- INSTRUCTIONS TO FOLLOW -
Tally the lines of the data below that contain the string "equals". Give the tally and nothing else.

[Records from a data collection]
*** Begin section ***

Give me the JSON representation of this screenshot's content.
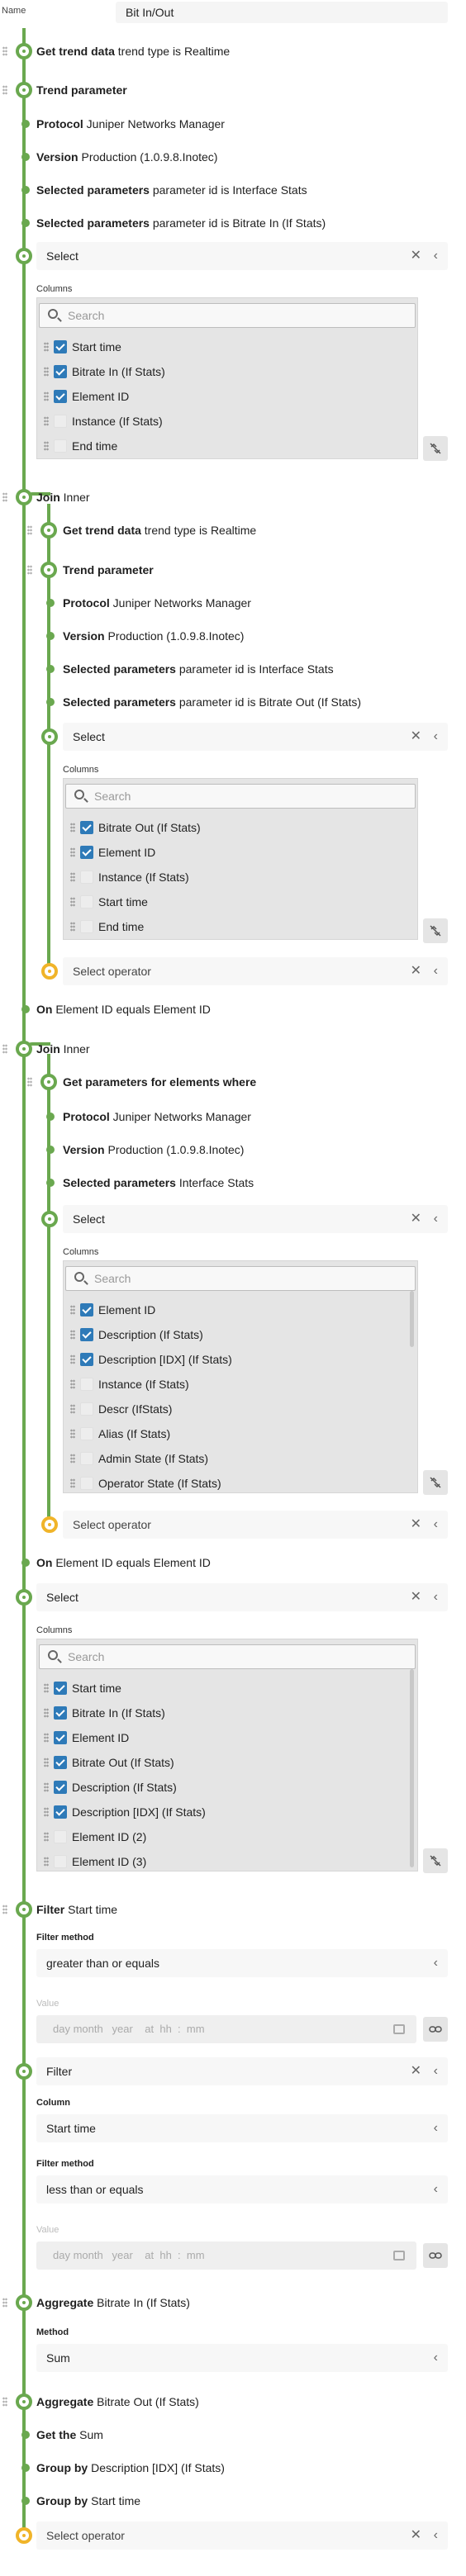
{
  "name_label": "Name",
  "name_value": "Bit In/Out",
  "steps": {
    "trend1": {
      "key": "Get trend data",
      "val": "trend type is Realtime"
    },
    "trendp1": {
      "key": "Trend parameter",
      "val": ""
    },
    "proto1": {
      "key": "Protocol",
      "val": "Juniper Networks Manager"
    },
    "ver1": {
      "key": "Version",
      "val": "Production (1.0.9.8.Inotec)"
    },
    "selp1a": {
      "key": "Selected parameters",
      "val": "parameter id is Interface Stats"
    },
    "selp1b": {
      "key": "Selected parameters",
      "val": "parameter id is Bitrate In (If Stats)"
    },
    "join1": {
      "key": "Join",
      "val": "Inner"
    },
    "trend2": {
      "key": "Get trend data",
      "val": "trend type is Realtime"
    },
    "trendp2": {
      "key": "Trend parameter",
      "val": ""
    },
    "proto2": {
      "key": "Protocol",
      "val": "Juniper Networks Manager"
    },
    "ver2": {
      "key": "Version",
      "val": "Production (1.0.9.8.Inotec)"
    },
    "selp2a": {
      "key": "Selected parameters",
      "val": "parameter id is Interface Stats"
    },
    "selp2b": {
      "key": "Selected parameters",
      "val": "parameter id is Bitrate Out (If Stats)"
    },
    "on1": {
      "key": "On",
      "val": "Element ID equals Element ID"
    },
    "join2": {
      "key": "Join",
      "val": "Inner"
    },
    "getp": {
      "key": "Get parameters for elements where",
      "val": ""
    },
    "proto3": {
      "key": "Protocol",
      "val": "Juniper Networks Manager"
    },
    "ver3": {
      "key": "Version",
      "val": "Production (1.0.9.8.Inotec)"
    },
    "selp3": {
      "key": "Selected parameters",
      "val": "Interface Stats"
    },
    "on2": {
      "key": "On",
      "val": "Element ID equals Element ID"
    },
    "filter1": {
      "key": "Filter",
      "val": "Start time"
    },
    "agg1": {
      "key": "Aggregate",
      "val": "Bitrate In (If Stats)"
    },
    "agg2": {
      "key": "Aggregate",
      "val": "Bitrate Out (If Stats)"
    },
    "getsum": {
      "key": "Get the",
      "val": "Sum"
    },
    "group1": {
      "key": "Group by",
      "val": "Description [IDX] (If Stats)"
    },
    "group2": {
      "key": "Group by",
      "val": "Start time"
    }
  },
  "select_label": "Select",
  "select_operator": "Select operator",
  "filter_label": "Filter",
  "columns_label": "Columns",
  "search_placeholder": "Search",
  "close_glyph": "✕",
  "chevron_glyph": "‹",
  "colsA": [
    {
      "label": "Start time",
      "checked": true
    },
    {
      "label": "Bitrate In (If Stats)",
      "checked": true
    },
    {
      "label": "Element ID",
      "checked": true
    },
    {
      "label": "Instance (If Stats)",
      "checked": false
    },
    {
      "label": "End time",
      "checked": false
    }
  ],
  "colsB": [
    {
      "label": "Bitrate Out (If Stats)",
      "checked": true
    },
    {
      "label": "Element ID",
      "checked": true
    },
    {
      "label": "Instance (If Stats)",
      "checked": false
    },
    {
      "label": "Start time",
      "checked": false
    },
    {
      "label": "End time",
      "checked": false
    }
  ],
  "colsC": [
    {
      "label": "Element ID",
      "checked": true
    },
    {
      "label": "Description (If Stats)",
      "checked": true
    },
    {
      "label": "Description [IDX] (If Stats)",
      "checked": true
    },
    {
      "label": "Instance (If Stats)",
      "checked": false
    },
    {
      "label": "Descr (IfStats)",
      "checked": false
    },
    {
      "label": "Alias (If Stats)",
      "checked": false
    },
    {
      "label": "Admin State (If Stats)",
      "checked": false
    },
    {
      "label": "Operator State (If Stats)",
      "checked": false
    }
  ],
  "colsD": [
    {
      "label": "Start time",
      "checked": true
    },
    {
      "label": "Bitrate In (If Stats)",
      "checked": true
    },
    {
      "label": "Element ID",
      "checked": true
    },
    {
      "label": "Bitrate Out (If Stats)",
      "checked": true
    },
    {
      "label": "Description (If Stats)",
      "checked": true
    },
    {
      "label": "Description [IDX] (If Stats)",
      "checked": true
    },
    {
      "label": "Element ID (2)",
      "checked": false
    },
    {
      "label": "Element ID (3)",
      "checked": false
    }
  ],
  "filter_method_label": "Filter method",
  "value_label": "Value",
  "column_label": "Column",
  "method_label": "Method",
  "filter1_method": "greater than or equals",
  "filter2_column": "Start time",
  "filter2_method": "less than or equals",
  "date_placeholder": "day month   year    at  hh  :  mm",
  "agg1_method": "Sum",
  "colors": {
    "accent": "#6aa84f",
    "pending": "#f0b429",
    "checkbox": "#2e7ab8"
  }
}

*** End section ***
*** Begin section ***

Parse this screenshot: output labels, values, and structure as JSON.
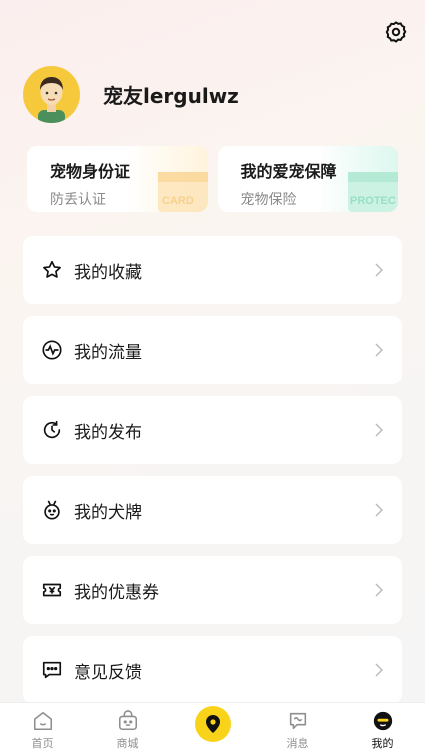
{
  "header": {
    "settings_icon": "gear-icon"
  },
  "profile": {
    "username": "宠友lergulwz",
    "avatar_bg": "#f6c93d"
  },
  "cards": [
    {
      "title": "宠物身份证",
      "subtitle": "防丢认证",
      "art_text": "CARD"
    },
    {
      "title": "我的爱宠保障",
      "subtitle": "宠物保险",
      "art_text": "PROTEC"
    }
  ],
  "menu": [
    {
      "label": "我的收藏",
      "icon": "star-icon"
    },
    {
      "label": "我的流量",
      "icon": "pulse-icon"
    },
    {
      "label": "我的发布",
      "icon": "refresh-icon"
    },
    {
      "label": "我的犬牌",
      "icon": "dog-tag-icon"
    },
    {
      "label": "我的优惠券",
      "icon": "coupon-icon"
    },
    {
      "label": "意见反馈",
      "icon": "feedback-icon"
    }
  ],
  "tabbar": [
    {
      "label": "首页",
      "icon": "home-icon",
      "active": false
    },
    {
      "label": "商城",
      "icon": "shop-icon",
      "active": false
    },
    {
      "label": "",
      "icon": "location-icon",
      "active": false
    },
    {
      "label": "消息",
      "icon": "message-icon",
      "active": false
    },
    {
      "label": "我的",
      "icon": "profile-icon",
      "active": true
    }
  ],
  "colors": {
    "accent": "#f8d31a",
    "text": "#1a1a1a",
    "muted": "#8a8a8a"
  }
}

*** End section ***

- SOLUTION BELOW -
4